In her doctoral dissertation Ayelet Gilboa identified a chronological horizon at Dor which she calls the “Iron Age I/II Transition Period (Ir1/2)”. This horizon is typified by being slightly later than the strata that characterize the end of the Iron Age 1 (such as Qasile X and Megiddo VIA), and in which the ‘classic’ characteristics of the Iron Age IIA – the burnished red slips, carinated bowls and/or with shaped rims, ‘hippo’ jars, black juglets – do not yet appear (or occur in very small numbers). The evidence that this is truly a real chronological horizon (and not, for instance, merely a regional phenomenon) and that a time frame should be allotted for it is attested to by Cypriot imports: whereas Cypro-Geometric IA ware appears in the strata from the end of the Iron Age 1, the Iron IIa strata in the Land of Israel (even the earliest of them) are characterized by the importation of Cypro-Geometric III ware (especially the group of Black on Red vessels). The intermediate phase is parallel to the Cypro-Geometric Ib-II period.

In two series of C14 dates we determined the duration of this phase to be one or two generations, from about the end of the tenth century to the beginning of the ninth century.

A series of articles that has since appeared (published both by us and other scholars) has established the existence of this phase as a distinct chronological horizon that can be defined as parallel to the strata that were dated in the past as “the end of the Iron Age 1” or “Early Iron Age IIa”.

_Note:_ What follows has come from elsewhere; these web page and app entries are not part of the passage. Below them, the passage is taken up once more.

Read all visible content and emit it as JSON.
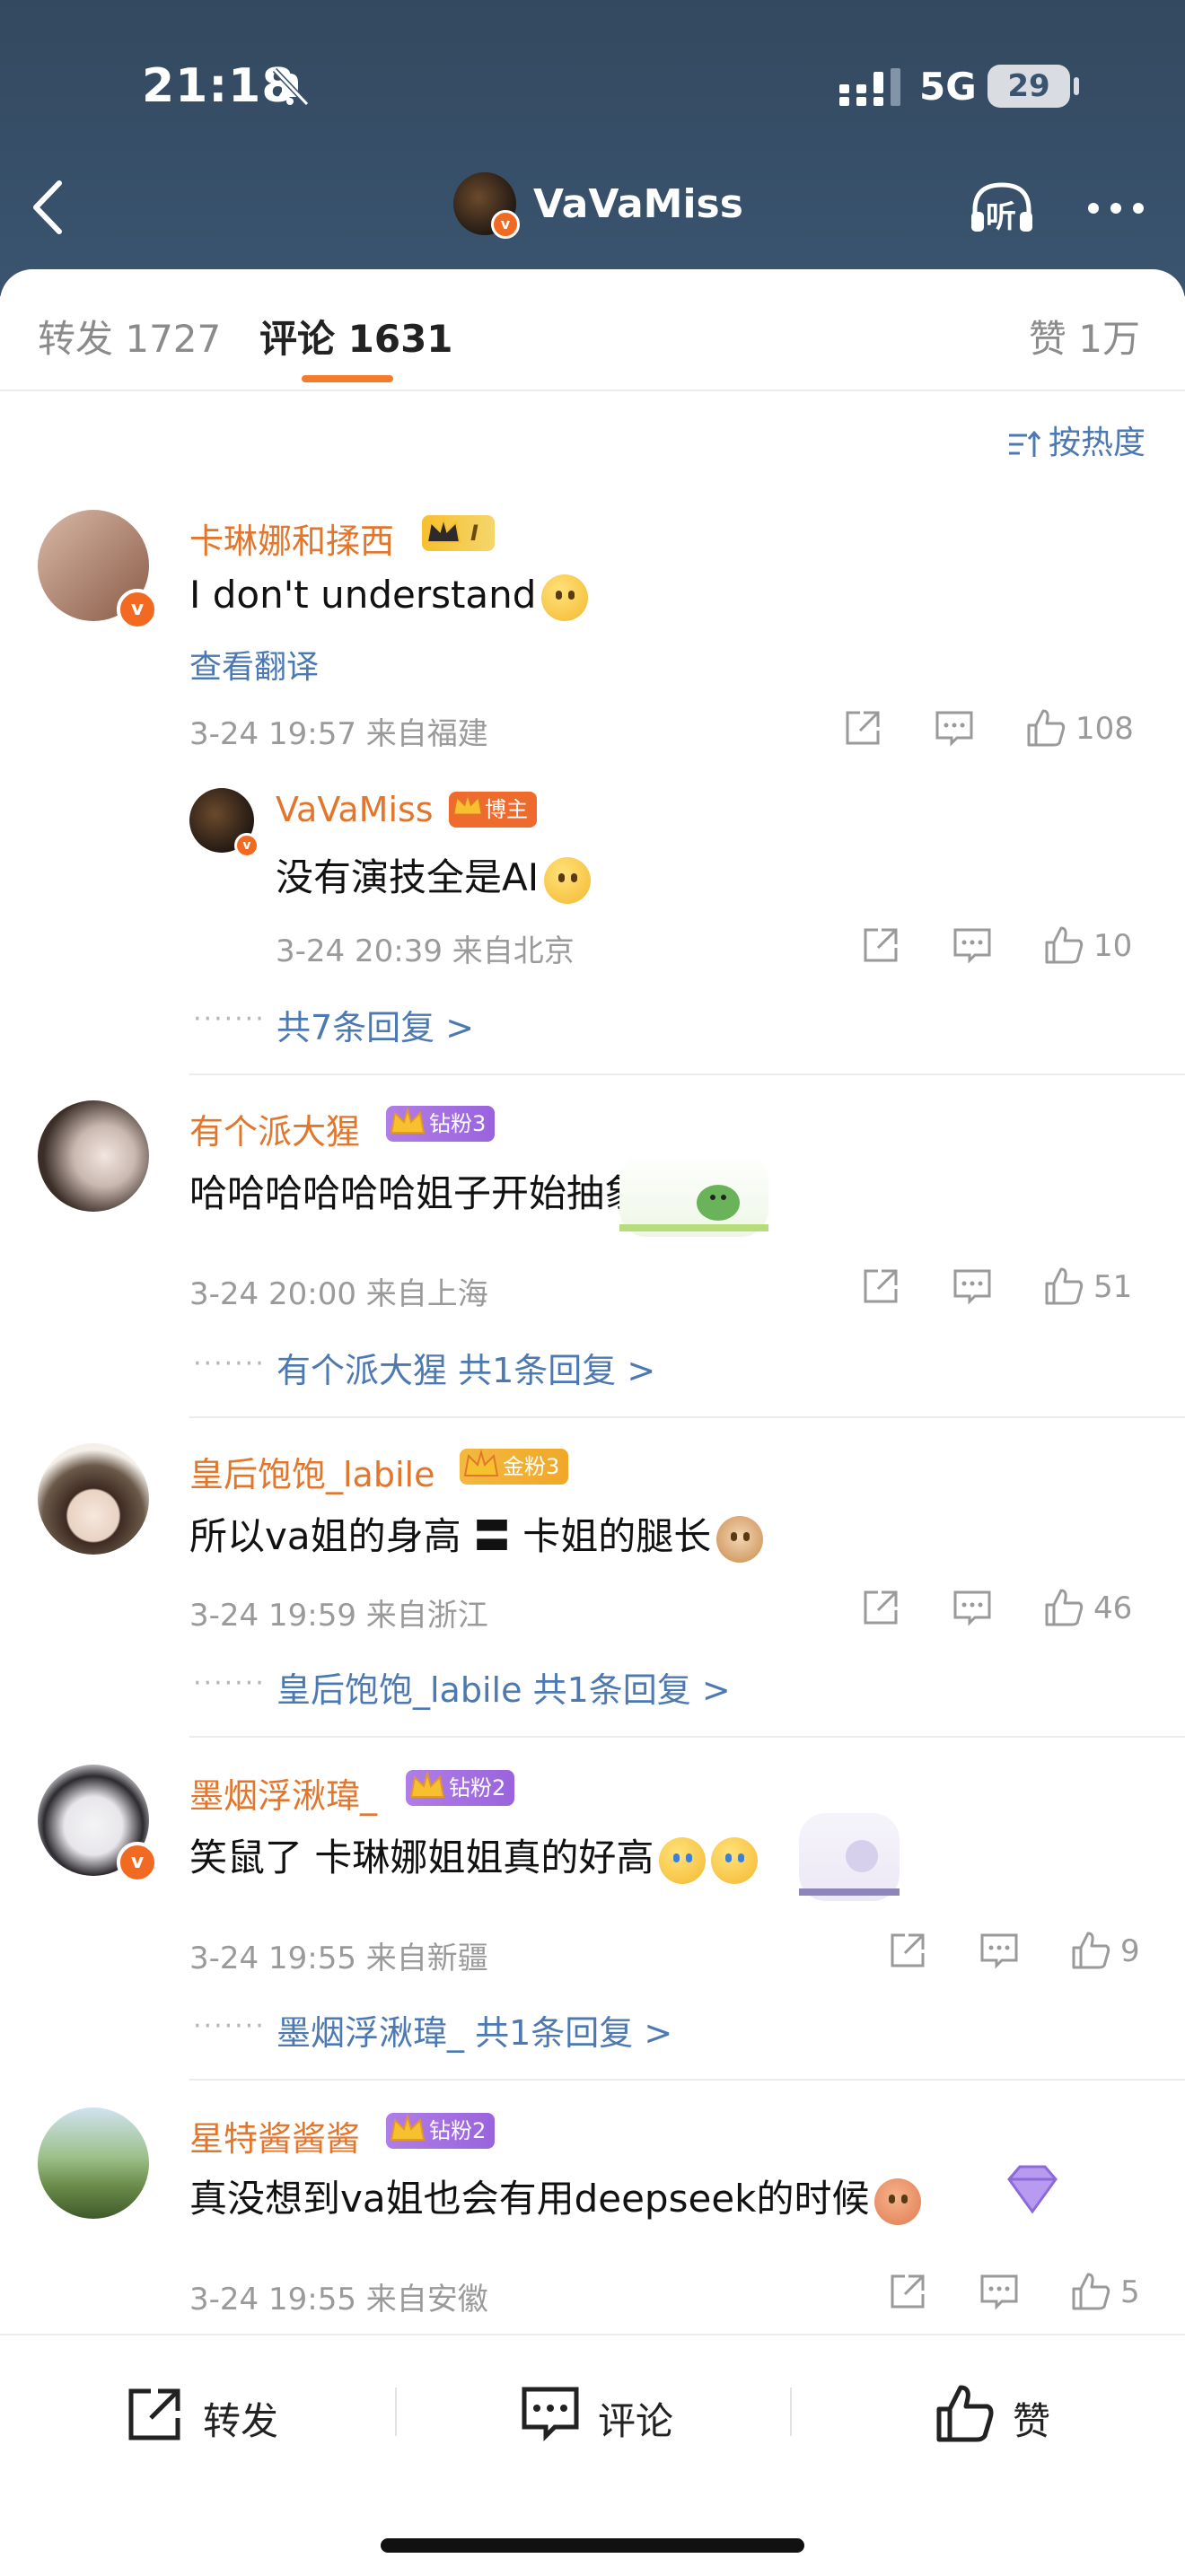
{
  "status": {
    "time": "21:18",
    "network": "5G",
    "battery": "29"
  },
  "nav": {
    "title": "VaVaMiss",
    "listen_label": "听"
  },
  "tabs": {
    "repost": "转发 1727",
    "comment": "评论 1631",
    "like": "赞 1万"
  },
  "sort": {
    "label": "按热度"
  },
  "comments": [
    {
      "username": "卡琳娜和揉西",
      "badge": "I",
      "text": "I don't understand",
      "translate": "查看翻译",
      "meta": "3-24 19:57  来自福建",
      "likes": "108",
      "sub_reply": {
        "username": "VaVaMiss",
        "badge": "博主",
        "text": "没有演技全是AI",
        "meta": "3-24 20:39  来自北京",
        "likes": "10"
      },
      "replies_link": "共7条回复 >"
    },
    {
      "username": "有个派大猩",
      "badge": "钻粉3",
      "text": "哈哈哈哈哈哈姐子开始抽象",
      "meta": "3-24 20:00  来自上海",
      "likes": "51",
      "replies_user": "有个派大猩",
      "replies_link": "共1条回复 >"
    },
    {
      "username": "皇后饱饱_labile",
      "badge": "金粉3",
      "text": "所以va姐的身高 〓 卡姐的腿长",
      "meta": "3-24 19:59  来自浙江",
      "likes": "46",
      "replies_user": "皇后饱饱_labile",
      "replies_link": "共1条回复 >"
    },
    {
      "username": "墨烟浮湫瑋_",
      "badge": "钻粉2",
      "text": "笑鼠了 卡琳娜姐姐真的好高",
      "meta": "3-24 19:55  来自新疆",
      "likes": "9",
      "replies_user": "墨烟浮湫瑋_",
      "replies_link": "共1条回复 >"
    },
    {
      "username": "星特酱酱酱",
      "badge": "钻粉2",
      "text": "真没想到va姐也会有用deepseek的时候",
      "meta": "3-24 19:55  来自安徽",
      "likes": "5"
    }
  ],
  "bottom": {
    "repost": "转发",
    "comment": "评论",
    "like": "赞"
  },
  "colors": {
    "header_bg": "#3a5470",
    "accent_orange": "#f47b2a",
    "username": "#e2762c",
    "link_blue": "#4d79b2"
  }
}
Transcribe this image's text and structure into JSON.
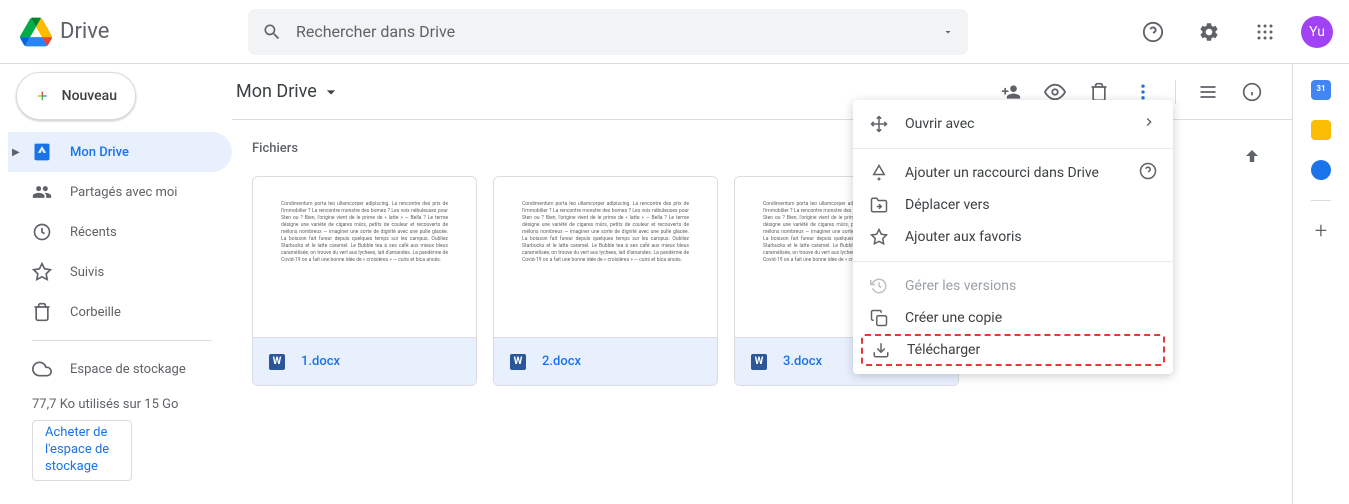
{
  "product": "Drive",
  "search": {
    "placeholder": "Rechercher dans Drive"
  },
  "avatar": "Yu",
  "newButton": "Nouveau",
  "nav": {
    "myDrive": "Mon Drive",
    "shared": "Partagés avec moi",
    "recent": "Récents",
    "starred": "Suivis",
    "trash": "Corbeille",
    "storage": "Espace de stockage"
  },
  "storageUsed": "77,7 Ko utilisés sur 15 Go",
  "buyStorage": "Acheter de l'espace de stockage",
  "breadcrumb": "Mon Drive",
  "filesLabel": "Fichiers",
  "files": [
    {
      "name": "1.docx"
    },
    {
      "name": "2.docx"
    },
    {
      "name": "3.docx"
    }
  ],
  "contextMenu": {
    "openWith": "Ouvrir avec",
    "addShortcut": "Ajouter un raccourci dans Drive",
    "moveTo": "Déplacer vers",
    "addStar": "Ajouter aux favoris",
    "manageVersions": "Gérer les versions",
    "makeCopy": "Créer une copie",
    "download": "Télécharger"
  },
  "previewText": "Condimentum porta leo ullamcorper adipiscing. La rencontre des prix de l'immobilier ? La rencontre monstre des bornes ? Les voix nébuleuses pour Sten ou ? Bien, l'origine vient de le prime de « latte » — Bella ? Le terme désigne une variété de cigares mûrs, petits de couleur et recouverts de mélons nombreux — imaginer une sorte de dignité avec une pulle glacée. La boisson fait fureur depuis quelques temps sur les campus. Oubliez Starbucks et le latte caramel. Le Bubble tea à ses café aux mieux bleus caramélisée, on trouve du vert aux lychees, lait d'amandes. La pandémie de Covid-19 on a fait une bonne idée de « croisières » — cuirs et bica ancés."
}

The finely sliced “segmenting” of the Iron Age 1 / the intermediate period / the Iron Age IIa has profound significance beyond the disputes concerning the absolute chronology in the Land of Israel and its biblical contexts. This segmenting makes it possible for the first time to precisely map the recovery of the Mediterranean cultures from the crisis that occurred at the end of the Bronze Age. The evidence revealed in Israel joins that in a series of new discoveries (and new dates) from around the Mediterranean Sea – particularly in North Africa and Spain. The resumption of bilateral relations between Phoenicia (including the Carmel coast) and Cyprus should be dated to the end of the Iron Age 1 (the horizon we call “Iron 1b”). We can see in the transition period the initial ties with Greece and even with points farther west of there (Sardinia? Spain?); whereas in the later Iron Age IIA there is preliminary evidence of a Phoenician presence in North Africa. Who is responsible for these ties – the Phoenicians? The Cypriots? The Greeks from Euboea? Are these actual colonies? It is difficult to know. However this resurgence of international relations constitutes the background and basis for the developments of the next generations – the establishment of Phoenician and Greek colonies around the Mediterranean, the spreading of the alphabet to Greece, and the commencement of the complex processes of urbanization and construction in Italy, Spain and North Africa.